I’ve created a valuation metric that I’ve found useful for looking at retailers, price to online sales. This should be an easy win for Amazon easily, right? Yes, but that’s no longer the whole story… Target booked $688 million in online sales during Q1, more importantly, that number is up 21.5% from last year. Amazon booked $20.99 billion in online sales, with 22.6% growth. Target trades at 38.8x Q1 online sales, while Amazon trades at 22x.

Amazon clearly is destroying Target in online sales, what about total sales? Target posted $16 billion in Q1 revenues through all channels. AmaFoods (my new name for Amazon+Whole Foods) booked $26 billion. What’s the difference in market cap between these two entities? Amazon is only about 20x bigger… If we're looking at

Shareholder rewards

Another key component of making a company investable is shareholder rewards. As of this morning Target is trading with about a 5% yield (assuming $50 a share, it has been a volatile session). Amazon has never once paid a dividend. Target invests heavily in buybacks and has shrunk their float from 850 million shares in 2008, to 582 million today. Amazon since 2008 has grown their float from 424 million to 484 million shares and has never bought back a single share…

Target made $5.02 per share (excluding debt retirement costs) in 2016. Amazon made $4.9. Target and Amazon make roughly the same per share and even have similar numbers of shares outstanding, but Amazon’s is 20x more expensive.

Margin of safety

Amazon holds a Baa1 (negative) bond rating from Moody’s, while Target carries an A2 (stable). Both have been recently reaffirmed. Companies that are facing impending doom don’t usually carry the same bond rating as Poland (A2)… Of course, Amazon has the luxury of being able to issue insanely expensive stock, but would that be there should there be a recession? Amazon’s growth model has involved operating at a loss and issuing cheap equity historically. Target does not rely on tapping the markets to operate…

It’s always worth pondering what happens should Amazon or Target stumble. Target maintained its earnings during the 2008-2009 recession valiantly.

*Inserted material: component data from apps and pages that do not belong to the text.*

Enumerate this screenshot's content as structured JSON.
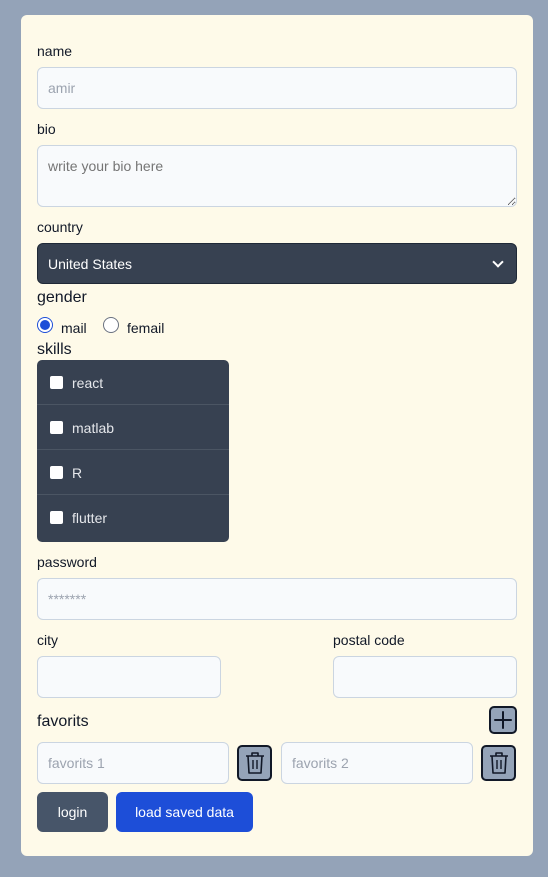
{
  "form": {
    "name_label": "name",
    "name_value": "amir",
    "bio_label": "bio",
    "bio_placeholder": "write your bio here",
    "country_label": "country",
    "country_selected": "United States",
    "gender_label": "gender",
    "gender_options": [
      {
        "label": "mail",
        "selected": true
      },
      {
        "label": "femail",
        "selected": false
      }
    ],
    "skills_label": "skills",
    "skills": [
      {
        "label": "react",
        "checked": false
      },
      {
        "label": "matlab",
        "checked": false
      },
      {
        "label": "R",
        "checked": false
      },
      {
        "label": "flutter",
        "checked": false
      }
    ],
    "password_label": "password",
    "password_value": "*******",
    "city_label": "city",
    "city_value": "",
    "postal_label": "postal code",
    "postal_value": "",
    "favorites_label": "favorits",
    "favorites": [
      {
        "placeholder": "favorits 1"
      },
      {
        "placeholder": "favorits 2"
      }
    ],
    "login_label": "login",
    "load_label": "load saved data"
  },
  "colors": {
    "page_bg": "#94a3b8",
    "card_bg": "#fefae9",
    "dark_control": "#374151",
    "primary_button": "#1d4ed8",
    "login_button": "#475569"
  },
  "icons": {
    "add": "plus-icon",
    "delete": "trash-icon",
    "dropdown": "chevron-down-icon"
  }
}
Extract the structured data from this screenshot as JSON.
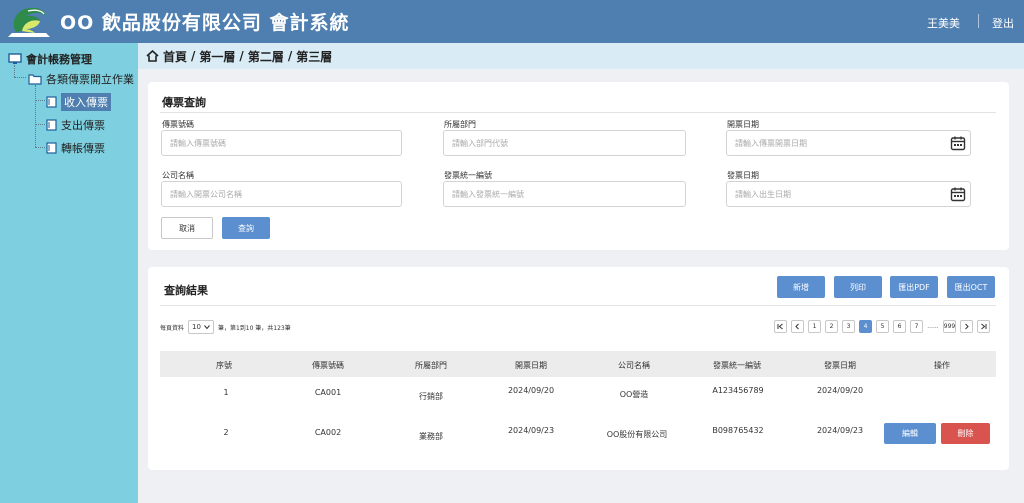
{
  "header": {
    "title": "OO 飲品股份有限公司  會計系統",
    "user": "王美美",
    "logout": "登出"
  },
  "sidebar": {
    "root": "會計帳務管理",
    "group": "各類傳票開立作業",
    "items": [
      "收入傳票",
      "支出傳票",
      "轉帳傳票"
    ]
  },
  "breadcrumb": [
    "首頁",
    "第一層",
    "第二層",
    "第三層"
  ],
  "search": {
    "title": "傳票查詢",
    "fields": [
      {
        "label": "傳票號碼",
        "placeholder": "請輸入傳票號碼"
      },
      {
        "label": "所屬部門",
        "placeholder": "請輸入部門代號"
      },
      {
        "label": "開票日期",
        "placeholder": "請輸入傳票開票日期"
      },
      {
        "label": "公司名稱",
        "placeholder": "請輸入開票公司名稱"
      },
      {
        "label": "發票統一編號",
        "placeholder": "請輸入發票統一編號"
      },
      {
        "label": "發票日期",
        "placeholder": "請輸入出生日期"
      }
    ],
    "cancel": "取消",
    "submit": "查詢"
  },
  "results": {
    "title": "查詢結果",
    "actions": [
      "新增",
      "列印",
      "匯出PDF",
      "匯出OCT"
    ],
    "per_page_label": "每頁資料",
    "per_page_value": "10",
    "range_text": "筆，第1到10 筆，共123筆",
    "pagination": {
      "pages": [
        "1",
        "2",
        "3",
        "4",
        "5",
        "6",
        "7"
      ],
      "current": "4",
      "ellipsis": "......",
      "last": "999"
    },
    "columns": [
      "序號",
      "傳票號碼",
      "所屬部門",
      "開票日期",
      "公司名稱",
      "發票統一編號",
      "發票日期",
      "操作"
    ],
    "rows": [
      {
        "no": "1",
        "voucher": "CA001",
        "dept": "行銷部",
        "open_date": "2024/09/20",
        "company": "OO營造",
        "tax_id": "A123456789",
        "invoice_date": "2024/09/20"
      },
      {
        "no": "2",
        "voucher": "CA002",
        "dept": "業務部",
        "open_date": "2024/09/23",
        "company": "OO股份有限公司",
        "tax_id": "B098765432",
        "invoice_date": "2024/09/23"
      }
    ],
    "edit": "編輯",
    "delete": "刪除"
  },
  "colors": {
    "header": "#4e7fb0",
    "sidebar": "#7ed0e0",
    "breadcrumb": "#d9ecf6",
    "primary": "#5b8fd0",
    "danger": "#d9534f"
  }
}
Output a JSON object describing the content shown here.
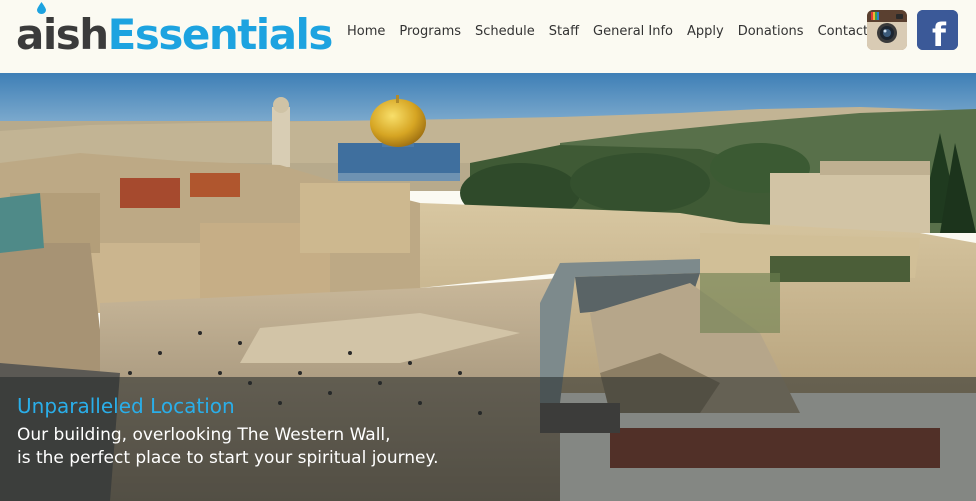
{
  "logo": {
    "part1": "aish",
    "part2": "Essentials"
  },
  "nav": {
    "items": [
      {
        "label": "Home"
      },
      {
        "label": "Programs"
      },
      {
        "label": "Schedule"
      },
      {
        "label": "Staff"
      },
      {
        "label": "General Info"
      },
      {
        "label": "Apply"
      },
      {
        "label": "Donations"
      },
      {
        "label": "Contact Us"
      }
    ]
  },
  "social": {
    "instagram_icon": "instagram-icon",
    "facebook_icon": "facebook-icon",
    "facebook_glyph": "f"
  },
  "hero": {
    "image": "western-wall-jerusalem-panorama",
    "title": "Unparalleled Location",
    "line1": "Our building, overlooking The Western Wall,",
    "line2": "is the perfect place to start your spiritual journey."
  },
  "colors": {
    "accent": "#1da3e0",
    "caption_title": "#2aaee9",
    "header_bg": "#fbfaf2",
    "facebook": "#3b5998"
  }
}
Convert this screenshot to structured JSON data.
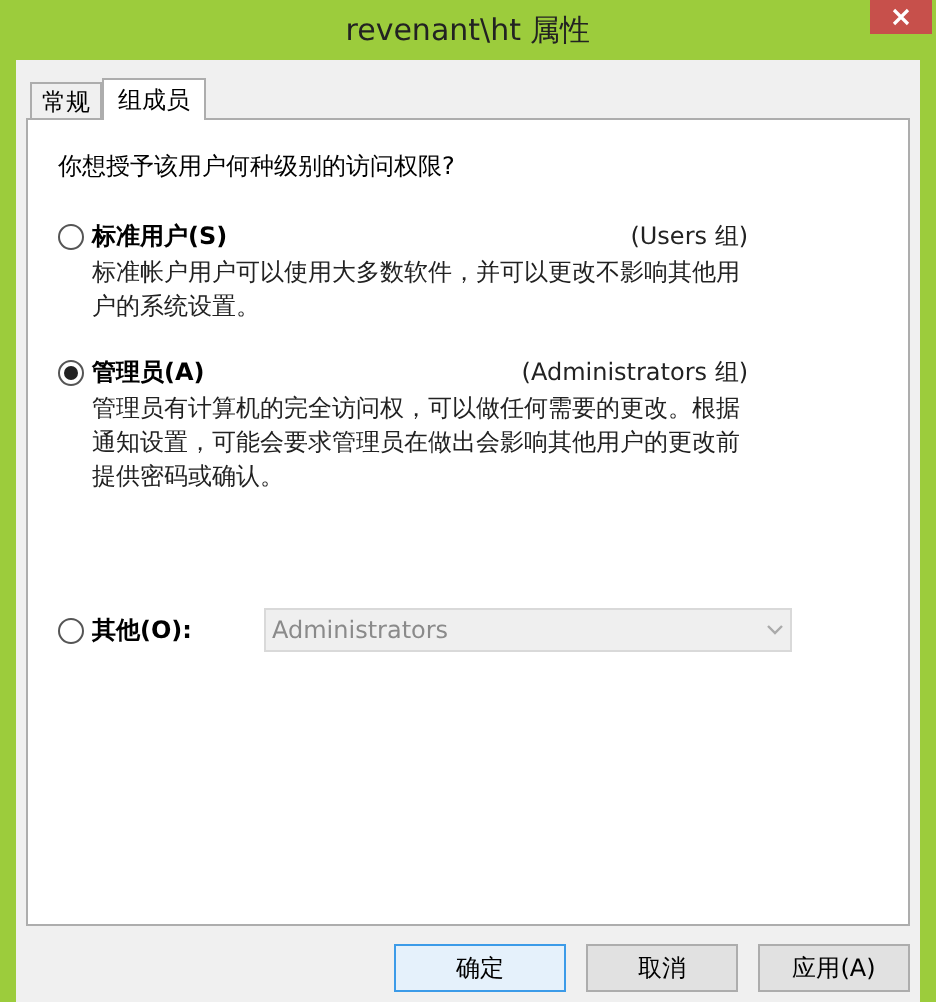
{
  "window": {
    "title": "revenant\\ht 属性"
  },
  "tabs": [
    {
      "label": "常规",
      "selected": false
    },
    {
      "label": "组成员",
      "selected": true
    }
  ],
  "question": "你想授予该用户何种级别的访问权限?",
  "options": [
    {
      "kind": "plain",
      "label": "标准用户(S)",
      "group": "(Users 组)",
      "selected": false,
      "description": "标准帐户用户可以使用大多数软件，并可以更改不影响其他用户的系统设置。"
    },
    {
      "kind": "plain",
      "label": "管理员(A)",
      "group": "(Administrators 组)",
      "selected": true,
      "description": "管理员有计算机的完全访问权，可以做任何需要的更改。根据通知设置，可能会要求管理员在做出会影响其他用户的更改前提供密码或确认。"
    },
    {
      "kind": "dropdown",
      "label": "其他(O):",
      "selected": false,
      "value": "Administrators",
      "disabled": true
    }
  ],
  "buttons": [
    {
      "label": "确定",
      "default": true
    },
    {
      "label": "取消",
      "default": false
    },
    {
      "label": "应用(A)",
      "default": false
    }
  ]
}
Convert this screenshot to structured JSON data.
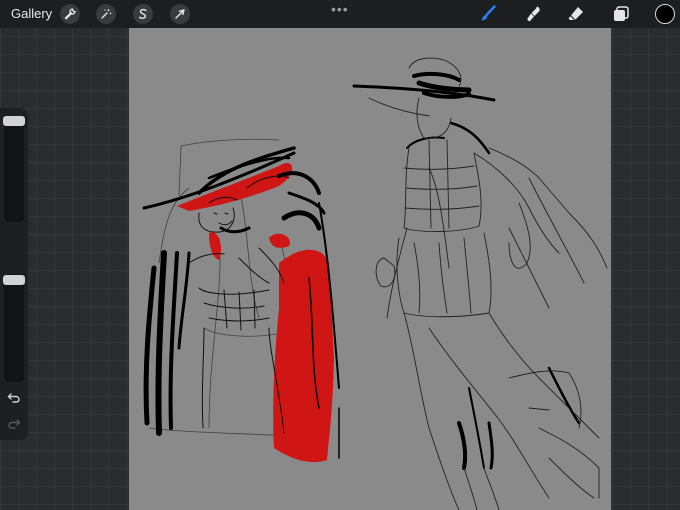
{
  "toolbar": {
    "gallery_label": "Gallery",
    "more_dots": "•••",
    "colors": {
      "bar_bg": "#1d1e20",
      "active_brush": "#2f7ef6",
      "icon": "#e6e6e6",
      "current_color": "#000000"
    },
    "left_tools": [
      "wrench-icon",
      "magic-wand-icon",
      "selection-s-icon",
      "transform-arrow-icon"
    ],
    "right_tools": [
      "brush-icon",
      "smudge-icon",
      "eraser-icon",
      "layers-icon",
      "color-swatch"
    ]
  },
  "sidebar": {
    "brush_size": 0.92,
    "opacity": 0.92,
    "icons": [
      "modify-square-icon",
      "undo-icon",
      "redo-icon"
    ]
  },
  "canvas": {
    "background": "#8a8a8a",
    "ink_red": "#d01515",
    "ink_black": "#000000"
  }
}
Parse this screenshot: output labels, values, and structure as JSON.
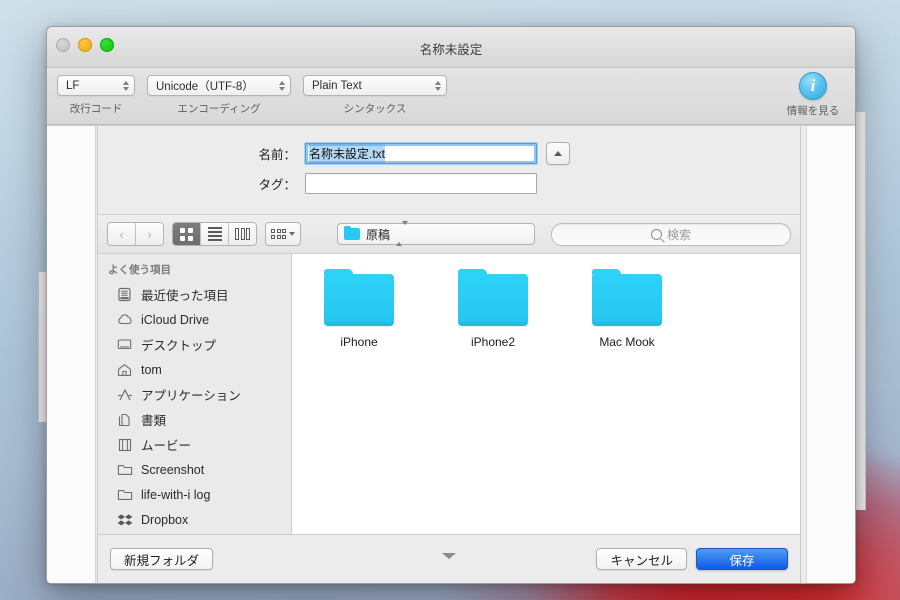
{
  "window": {
    "title": "名称未設定",
    "traffic_lights": [
      "close",
      "minimize",
      "zoom"
    ]
  },
  "toolbar": {
    "items": [
      {
        "value": "LF",
        "label": "改行コード",
        "name": "line-endings"
      },
      {
        "value": "Unicode（UTF-8）",
        "label": "エンコーディング",
        "name": "encoding"
      },
      {
        "value": "Plain Text",
        "label": "シンタックス",
        "name": "syntax"
      }
    ],
    "info_button": {
      "glyph": "i",
      "label": "情報を見る"
    }
  },
  "save_panel": {
    "name_label": "名前：",
    "name_value": "名称未設定.txt",
    "tag_label": "タグ：",
    "tag_value": "",
    "tag_placeholder": "",
    "disclosure_icon": "chevron-up-icon"
  },
  "navbar": {
    "back_icon": "chevron-left-icon",
    "forward_icon": "chevron-right-icon",
    "view_modes": [
      {
        "name": "icon-view",
        "icon": "grid-icon",
        "active": true
      },
      {
        "name": "list-view",
        "icon": "list-icon",
        "active": false
      },
      {
        "name": "column-view",
        "icon": "columns-icon",
        "active": false
      }
    ],
    "arrange_icon": "arrange-grid-icon",
    "location": {
      "name": "原稿",
      "icon": "folder-icon"
    },
    "search_placeholder": "検索",
    "search_icon": "search-icon"
  },
  "sidebar": {
    "header": "よく使う項目",
    "items": [
      {
        "label": "最近使った項目",
        "icon": "recents-icon"
      },
      {
        "label": "iCloud Drive",
        "icon": "cloud-icon"
      },
      {
        "label": "デスクトップ",
        "icon": "desktop-icon"
      },
      {
        "label": "tom",
        "icon": "home-icon"
      },
      {
        "label": "アプリケーション",
        "icon": "applications-icon"
      },
      {
        "label": "書類",
        "icon": "documents-icon"
      },
      {
        "label": "ムービー",
        "icon": "movies-icon"
      },
      {
        "label": "Screenshot",
        "icon": "folder-icon"
      },
      {
        "label": "life-with-i log",
        "icon": "folder-icon"
      },
      {
        "label": "Dropbox",
        "icon": "dropbox-icon"
      }
    ]
  },
  "files": [
    {
      "name": "iPhone",
      "kind": "folder"
    },
    {
      "name": "iPhone2",
      "kind": "folder"
    },
    {
      "name": "Mac Mook",
      "kind": "folder"
    }
  ],
  "bottom_bar": {
    "new_folder": "新規フォルダ",
    "cancel": "キャンセル",
    "save": "保存",
    "resize_icon": "chevron-down-icon"
  },
  "left_dock": {
    "items": [
      {
        "name": "add-clipping-button",
        "icon": "dashed-plus-icon"
      },
      {
        "name": "window-thumbnail",
        "icon": "window-preview-icon"
      },
      {
        "name": "folder-shortcut",
        "icon": "folder-icon"
      }
    ]
  },
  "right_dock": {
    "items": [
      {
        "name": "dropbox-app",
        "icon": "folder-d-icon"
      },
      {
        "name": "display-app",
        "icon": "monitor-icon"
      },
      {
        "name": "favorites-app",
        "icon": "heart-icon"
      },
      {
        "name": "recent-folders",
        "icon": "folder-clock-icon"
      },
      {
        "name": "recent-documents",
        "icon": "document-clock-icon"
      },
      {
        "name": "finder-app",
        "icon": "finder-face-icon"
      }
    ]
  },
  "colors": {
    "folder_cyan": "#2cc8f5",
    "accent_blue": "#1059e8",
    "selection_blue": "#b4d8f3",
    "info_blue": "#5cc3ee"
  }
}
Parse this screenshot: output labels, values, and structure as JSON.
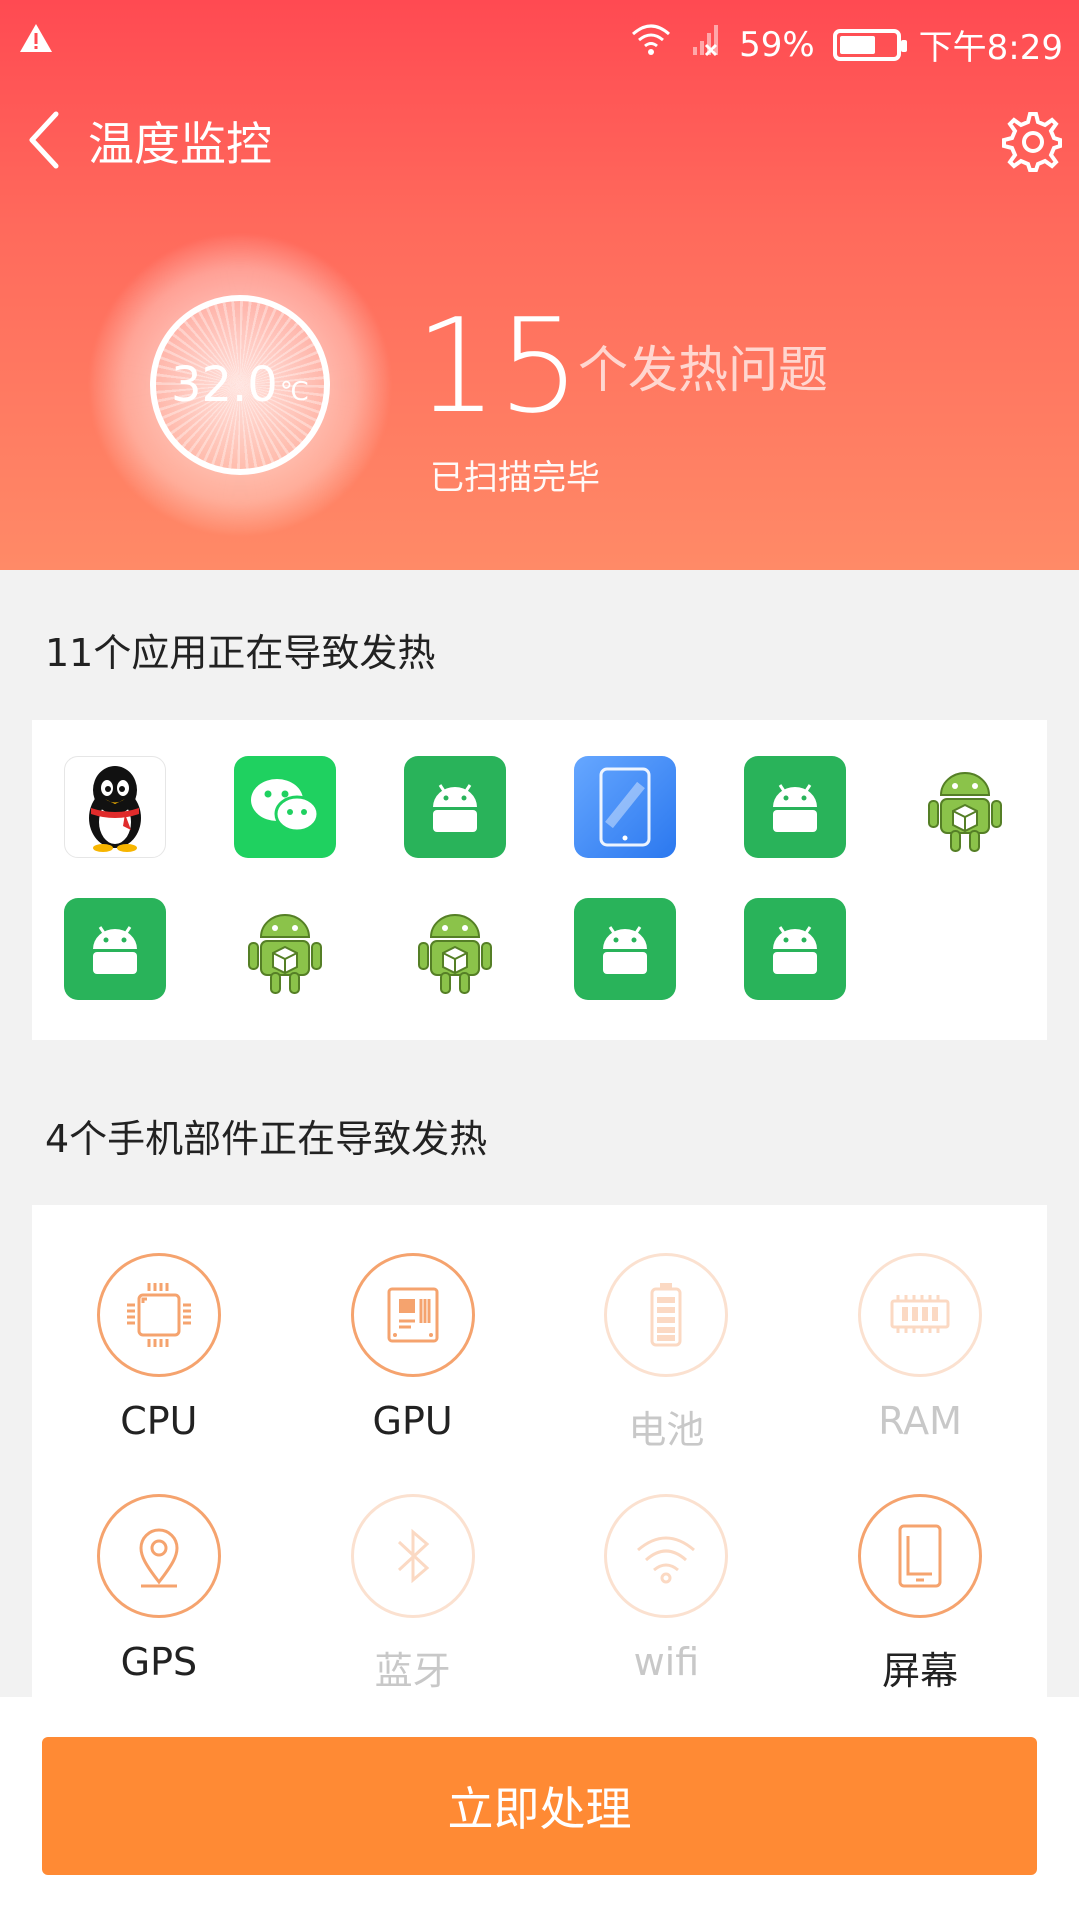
{
  "status_bar": {
    "signal": "59%",
    "time": "下午8:29",
    "battery_level": 0.59
  },
  "header": {
    "title": "温度监控"
  },
  "gauge": {
    "value": "32.0",
    "unit": "℃"
  },
  "summary": {
    "count": "15",
    "count_label": "个发热问题",
    "status": "已扫描完毕"
  },
  "apps_section": {
    "title": "11个应用正在导致发热",
    "apps": [
      {
        "icon": "qq-penguin-icon",
        "style": "white"
      },
      {
        "icon": "wechat-icon",
        "style": "wechat"
      },
      {
        "icon": "android-icon",
        "style": "green"
      },
      {
        "icon": "tablet-icon",
        "style": "blue"
      },
      {
        "icon": "android-icon",
        "style": "green"
      },
      {
        "icon": "android-box-icon",
        "style": "plain"
      },
      {
        "icon": "android-icon",
        "style": "green"
      },
      {
        "icon": "android-box-icon",
        "style": "plain"
      },
      {
        "icon": "android-box-icon",
        "style": "plain"
      },
      {
        "icon": "android-icon",
        "style": "green"
      },
      {
        "icon": "android-icon",
        "style": "green"
      }
    ]
  },
  "parts_section": {
    "title": "4个手机部件正在导致发热",
    "parts": [
      {
        "label": "CPU",
        "icon": "cpu-icon",
        "active": true
      },
      {
        "label": "GPU",
        "icon": "gpu-icon",
        "active": true
      },
      {
        "label": "电池",
        "icon": "battery-icon",
        "active": false
      },
      {
        "label": "RAM",
        "icon": "ram-icon",
        "active": false
      },
      {
        "label": "GPS",
        "icon": "location-pin-icon",
        "active": true
      },
      {
        "label": "蓝牙",
        "icon": "bluetooth-icon",
        "active": false
      },
      {
        "label": "wifi",
        "icon": "wifi-icon",
        "active": false
      },
      {
        "label": "屏幕",
        "icon": "screen-icon",
        "active": true
      }
    ]
  },
  "action": {
    "label": "立即处理"
  },
  "colors": {
    "header_top": "#ff4a52",
    "header_bottom": "#ff8a67",
    "accent": "#ff8a34",
    "part_active": "#f5a36e"
  }
}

We do not have a history of Amazon as an e-tailer through 2009, but it's an educated assumption that a growth stock with 200x earnings will fall A LOT harder than one at 10x with a 5% yield during a market correction.

The path forward for Target

I expect to see a tough path forward for grocers like Sprouts and Kroger. They do not benefit from the omnichannel capabilities of Target and Amazon (or even Wal-Mart). My hope is that Target buys Sprouts… Target has long been accused of having a weak grocery (especially produce) section. Operating a Sprouts store-within-a-store, like Target has with CVS, Starbucks, Casper and Pizza Hut would shore up this offering. Sprouts also operates in the Southern US, while Whole Foods is more in the North East. Sprouts is not a direct competitor with Target. Sprouts stores could also operate as a pickup point for Target orders. This would put TarSprouts on an equal playing field with AmaFoods and cause a further headache for Kroger and Wal-Mart.

How to view Target and Amazon

I see Target and Amazon on two different ends of the retail channel running towards the centre. Amazon is an e-tailer moving to omnichannel and Target is a retailer moving to omnichannel. They're both heading in the same direction and experiencing robust online sales. Target has accelerated in moving into e-tail by investing in Casper Sleep. Amazon is moving into retail with the aforementioned Whole Foods buy.


It is now clear Target and Amazon are moving to the middle ground, an omnichannel model. Target is actually ahead of the curve as it already has a profitable store base. How much of a premium are you willing to pay for two companies headed in the same direction? Take this opportunity to pick up Amazon's latest fire sale, Target stock...

Disclosure: I am/we are long TGT.

I wrote this article myself, and it expresses my own opinions. I am not receiving compensation for it (other than from Seeking Alpha). I have no business relationship with any company whose stock is mentioned in this article.